**What is expected**.
Only the number is needed: count the lines below that hold the string "MainTest".
======== Raw data ========
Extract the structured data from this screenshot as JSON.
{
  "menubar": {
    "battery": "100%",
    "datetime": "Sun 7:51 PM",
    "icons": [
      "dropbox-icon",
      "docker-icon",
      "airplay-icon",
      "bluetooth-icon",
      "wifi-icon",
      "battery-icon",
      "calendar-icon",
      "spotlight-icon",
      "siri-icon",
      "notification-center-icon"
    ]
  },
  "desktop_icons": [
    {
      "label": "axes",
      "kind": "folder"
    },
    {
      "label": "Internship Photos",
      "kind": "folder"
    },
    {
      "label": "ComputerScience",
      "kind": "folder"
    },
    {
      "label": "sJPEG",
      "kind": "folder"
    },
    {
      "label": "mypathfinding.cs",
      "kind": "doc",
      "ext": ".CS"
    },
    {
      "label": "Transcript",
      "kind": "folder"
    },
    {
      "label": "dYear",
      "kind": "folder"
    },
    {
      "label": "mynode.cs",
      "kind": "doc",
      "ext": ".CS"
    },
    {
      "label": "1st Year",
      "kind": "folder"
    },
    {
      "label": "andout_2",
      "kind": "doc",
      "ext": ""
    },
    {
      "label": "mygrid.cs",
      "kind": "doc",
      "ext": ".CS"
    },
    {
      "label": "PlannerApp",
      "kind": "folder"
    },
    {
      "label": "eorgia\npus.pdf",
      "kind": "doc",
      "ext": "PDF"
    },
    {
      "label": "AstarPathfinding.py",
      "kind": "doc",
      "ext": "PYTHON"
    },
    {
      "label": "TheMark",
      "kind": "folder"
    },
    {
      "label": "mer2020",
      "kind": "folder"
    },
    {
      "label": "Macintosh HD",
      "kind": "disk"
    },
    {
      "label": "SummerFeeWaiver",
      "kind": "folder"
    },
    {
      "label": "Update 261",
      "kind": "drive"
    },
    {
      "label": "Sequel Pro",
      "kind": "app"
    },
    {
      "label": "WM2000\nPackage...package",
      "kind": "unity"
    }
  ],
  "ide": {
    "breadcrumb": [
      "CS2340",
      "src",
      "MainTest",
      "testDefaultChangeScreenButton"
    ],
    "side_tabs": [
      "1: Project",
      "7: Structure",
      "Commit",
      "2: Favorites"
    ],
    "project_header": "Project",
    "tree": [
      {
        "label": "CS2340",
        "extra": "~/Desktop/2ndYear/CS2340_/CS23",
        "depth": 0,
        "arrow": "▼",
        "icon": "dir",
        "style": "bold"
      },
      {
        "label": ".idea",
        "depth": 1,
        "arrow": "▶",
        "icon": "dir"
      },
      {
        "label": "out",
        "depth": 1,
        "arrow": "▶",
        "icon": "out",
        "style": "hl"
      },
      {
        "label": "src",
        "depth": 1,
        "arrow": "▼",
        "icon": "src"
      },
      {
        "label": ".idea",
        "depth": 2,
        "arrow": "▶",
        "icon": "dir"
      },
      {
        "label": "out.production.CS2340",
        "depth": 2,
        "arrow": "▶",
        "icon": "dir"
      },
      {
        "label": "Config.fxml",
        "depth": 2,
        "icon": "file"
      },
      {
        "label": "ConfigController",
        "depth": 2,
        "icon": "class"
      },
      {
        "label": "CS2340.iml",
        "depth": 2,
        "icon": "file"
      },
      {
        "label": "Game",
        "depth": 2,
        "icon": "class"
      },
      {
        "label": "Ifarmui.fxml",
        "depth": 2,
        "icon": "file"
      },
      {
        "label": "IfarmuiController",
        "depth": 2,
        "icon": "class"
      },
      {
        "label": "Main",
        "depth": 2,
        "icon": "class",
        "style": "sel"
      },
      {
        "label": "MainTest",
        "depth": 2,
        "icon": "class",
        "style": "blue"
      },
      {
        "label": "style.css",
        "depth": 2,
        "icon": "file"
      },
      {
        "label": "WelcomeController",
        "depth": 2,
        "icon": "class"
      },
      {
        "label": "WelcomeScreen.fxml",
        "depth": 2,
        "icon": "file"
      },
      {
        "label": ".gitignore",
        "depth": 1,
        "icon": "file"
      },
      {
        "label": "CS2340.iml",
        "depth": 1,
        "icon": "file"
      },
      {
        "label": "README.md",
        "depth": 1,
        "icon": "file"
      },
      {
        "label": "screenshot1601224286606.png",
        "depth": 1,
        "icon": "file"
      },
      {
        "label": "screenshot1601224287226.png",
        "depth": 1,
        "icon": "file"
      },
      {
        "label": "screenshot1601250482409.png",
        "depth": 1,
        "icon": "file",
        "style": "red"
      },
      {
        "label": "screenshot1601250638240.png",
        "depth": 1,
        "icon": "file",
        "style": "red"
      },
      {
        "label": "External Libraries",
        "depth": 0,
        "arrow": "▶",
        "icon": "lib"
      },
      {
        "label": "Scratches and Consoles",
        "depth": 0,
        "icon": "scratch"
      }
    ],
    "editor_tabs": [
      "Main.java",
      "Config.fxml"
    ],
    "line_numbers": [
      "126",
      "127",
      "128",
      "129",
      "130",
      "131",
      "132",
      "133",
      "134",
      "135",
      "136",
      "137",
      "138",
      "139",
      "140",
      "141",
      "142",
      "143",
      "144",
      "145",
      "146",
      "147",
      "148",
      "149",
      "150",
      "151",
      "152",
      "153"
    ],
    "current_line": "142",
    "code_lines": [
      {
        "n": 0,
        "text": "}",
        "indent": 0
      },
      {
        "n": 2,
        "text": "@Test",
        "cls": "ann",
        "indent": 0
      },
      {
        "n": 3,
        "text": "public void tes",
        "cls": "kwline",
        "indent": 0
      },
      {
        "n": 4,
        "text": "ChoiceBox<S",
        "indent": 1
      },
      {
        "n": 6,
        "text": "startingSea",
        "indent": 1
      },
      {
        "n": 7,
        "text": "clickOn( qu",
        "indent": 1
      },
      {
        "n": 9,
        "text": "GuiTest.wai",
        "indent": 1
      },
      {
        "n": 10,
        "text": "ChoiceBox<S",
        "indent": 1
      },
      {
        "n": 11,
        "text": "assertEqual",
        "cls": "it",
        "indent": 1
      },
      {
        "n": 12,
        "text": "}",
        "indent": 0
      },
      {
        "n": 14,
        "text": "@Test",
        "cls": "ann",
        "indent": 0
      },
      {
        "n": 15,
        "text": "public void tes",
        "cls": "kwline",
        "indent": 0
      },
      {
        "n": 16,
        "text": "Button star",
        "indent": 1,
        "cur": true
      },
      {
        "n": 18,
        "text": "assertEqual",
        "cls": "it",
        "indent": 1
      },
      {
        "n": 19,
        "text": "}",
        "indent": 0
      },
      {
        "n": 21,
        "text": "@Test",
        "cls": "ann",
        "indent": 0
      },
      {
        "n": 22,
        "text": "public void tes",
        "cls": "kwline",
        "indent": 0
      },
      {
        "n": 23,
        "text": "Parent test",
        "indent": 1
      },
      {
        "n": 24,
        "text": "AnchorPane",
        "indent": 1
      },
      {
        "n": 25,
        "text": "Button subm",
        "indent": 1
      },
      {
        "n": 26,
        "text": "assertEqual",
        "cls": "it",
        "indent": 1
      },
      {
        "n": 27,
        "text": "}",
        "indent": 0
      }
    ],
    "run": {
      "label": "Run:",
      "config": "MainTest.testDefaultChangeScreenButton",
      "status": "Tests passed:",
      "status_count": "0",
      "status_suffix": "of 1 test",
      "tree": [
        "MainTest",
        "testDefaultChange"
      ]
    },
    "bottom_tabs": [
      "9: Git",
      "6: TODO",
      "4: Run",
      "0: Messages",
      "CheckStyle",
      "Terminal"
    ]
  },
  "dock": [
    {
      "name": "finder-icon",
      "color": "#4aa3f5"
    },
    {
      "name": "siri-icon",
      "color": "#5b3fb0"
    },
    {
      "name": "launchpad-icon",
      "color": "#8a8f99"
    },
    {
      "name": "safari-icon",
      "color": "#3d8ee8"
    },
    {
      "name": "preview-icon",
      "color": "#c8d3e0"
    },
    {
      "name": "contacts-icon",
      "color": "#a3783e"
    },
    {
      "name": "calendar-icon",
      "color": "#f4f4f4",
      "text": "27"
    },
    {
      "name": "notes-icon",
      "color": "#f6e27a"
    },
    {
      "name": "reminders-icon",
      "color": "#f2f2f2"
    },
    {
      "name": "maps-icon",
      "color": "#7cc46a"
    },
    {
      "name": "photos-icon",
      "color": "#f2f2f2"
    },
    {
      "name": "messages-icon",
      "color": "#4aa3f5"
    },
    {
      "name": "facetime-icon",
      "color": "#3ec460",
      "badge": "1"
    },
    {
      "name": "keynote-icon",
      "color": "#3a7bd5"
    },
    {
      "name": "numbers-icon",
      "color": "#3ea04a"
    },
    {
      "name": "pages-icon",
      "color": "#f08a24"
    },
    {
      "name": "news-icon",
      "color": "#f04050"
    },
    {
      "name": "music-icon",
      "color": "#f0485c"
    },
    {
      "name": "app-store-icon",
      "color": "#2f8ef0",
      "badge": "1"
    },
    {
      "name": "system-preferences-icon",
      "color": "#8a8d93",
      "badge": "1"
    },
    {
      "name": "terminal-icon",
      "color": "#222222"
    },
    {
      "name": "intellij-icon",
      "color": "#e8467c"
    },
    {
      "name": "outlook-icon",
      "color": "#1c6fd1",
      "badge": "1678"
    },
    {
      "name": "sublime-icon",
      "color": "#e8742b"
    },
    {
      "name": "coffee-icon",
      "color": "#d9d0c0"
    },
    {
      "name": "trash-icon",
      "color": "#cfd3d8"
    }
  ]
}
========
**Exercise answer**.
4